Lottery is a form of gambling in which people buy tickets and win prizes by matching numbers or other symbols on their ticket with those drawn in a random process. Lotteries are widespread around the world and a major source of government revenue in many states. They are controversial in some countries, but they remain popular and are growing.

In the United States, state governments have adopted lottery games as a way to raise “painless” revenue without increasing taxes or cutting services. State legislators and voters alike have become accustomed to a steady flow of funds that does not require any major change in public policy.

But the lottery’s popularity has not made it immune to criticism, particularly in the context of its effects on lower-income communities. Lotteries are regressive, and the bottom quintile of households spends far more on lottery tickets than their proportion of the population should.

The word “lottery” is most likely derived from the Middle Dutch noun lot (“fate”) or the Latin verb lutor (“fate”). The first modern lotteries were a series of events that sold tickets for goods and services such as town fortifications, church repairs, and help for the poor.

Most state lotteries today offer multiple products, including keno and video poker. Some also provide scratch-off tickets, which are a form of instantaneous lottery, in which players select a series of numbers or symbols and hope that they match those randomly selected by a machine.
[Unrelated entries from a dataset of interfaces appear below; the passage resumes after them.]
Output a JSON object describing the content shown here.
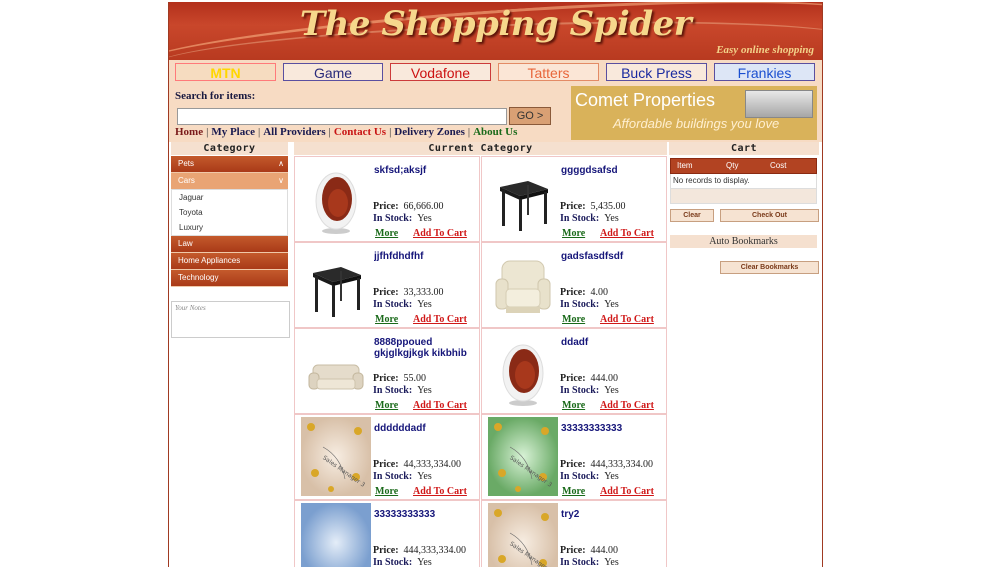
{
  "banner": {
    "title": "The Shopping Spider",
    "tagline": "Easy online shopping"
  },
  "providers": [
    "MTN",
    "Game",
    "Vodafone",
    "Tatters",
    "Buck Press",
    "Frankies"
  ],
  "search": {
    "label": "Search for items:",
    "value": "",
    "go_label": "GO >"
  },
  "nav": {
    "home": "Home",
    "my_place": "My Place",
    "all_providers": "All Providers",
    "contact": "Contact Us",
    "delivery": "Delivery Zones",
    "about": "About Us"
  },
  "ad": {
    "title": "Comet Properties",
    "subtitle": "Affordable buildings you love"
  },
  "sections": {
    "category": "Category",
    "current_category": "Current Category",
    "cart": "Cart"
  },
  "categories": {
    "pets": "Pets",
    "cars": "Cars",
    "car_models": [
      "Jaguar",
      "Toyota",
      "Luxury"
    ],
    "law": "Law",
    "home_appliances": "Home Appliances",
    "technology": "Technology"
  },
  "notes_placeholder": "Your Notes",
  "labels": {
    "price": "Price:",
    "in_stock": "In Stock:",
    "more": "More",
    "add_to_cart": "Add To Cart"
  },
  "products": [
    {
      "name": "skfsd;aksjf",
      "price": "66,666.00",
      "stock": "Yes",
      "icon": "egg-chair-image"
    },
    {
      "name": "ggggdsafsd",
      "price": "5,435.00",
      "stock": "Yes",
      "icon": "black-table-image"
    },
    {
      "name": "jjfhfdhdfhf",
      "price": "33,333.00",
      "stock": "Yes",
      "icon": "black-table-image"
    },
    {
      "name": "gadsfasdfsdf",
      "price": "4.00",
      "stock": "Yes",
      "icon": "armchair-image"
    },
    {
      "name": "8888ppoued gkjglkgjkgk kikbhib",
      "price": "55.00",
      "stock": "Yes",
      "icon": "sofa-image"
    },
    {
      "name": "ddadf",
      "price": "444.00",
      "stock": "Yes",
      "icon": "egg-chair-image"
    },
    {
      "name": "ddddddadf",
      "price": "44,333,334.00",
      "stock": "Yes",
      "icon": "sales-manager-image"
    },
    {
      "name": "33333333333",
      "price": "444,333,334.00",
      "stock": "Yes",
      "icon": "sales-manager-green-image"
    },
    {
      "name": "33333333333",
      "price": "444,333,334.00",
      "stock": "Yes",
      "icon": "blue-gradient-image"
    },
    {
      "name": "try2",
      "price": "444.00",
      "stock": "Yes",
      "icon": "sales-manager-image"
    }
  ],
  "cart": {
    "columns": [
      "Item",
      "Qty",
      "Cost"
    ],
    "empty_text": "No records to display.",
    "clear_label": "Clear",
    "checkout_label": "Check Out"
  },
  "bookmarks": {
    "title": "Auto Bookmarks",
    "clear_label": "Clear Bookmarks"
  },
  "colors": {
    "banner": "#b3301c",
    "accent": "#c45a2c",
    "price_link": "#d01818",
    "more_link": "#1a6a1a"
  }
}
The winning numbers are announced periodically, and prizes range from a car or a vacation to thousands of dollars in cash.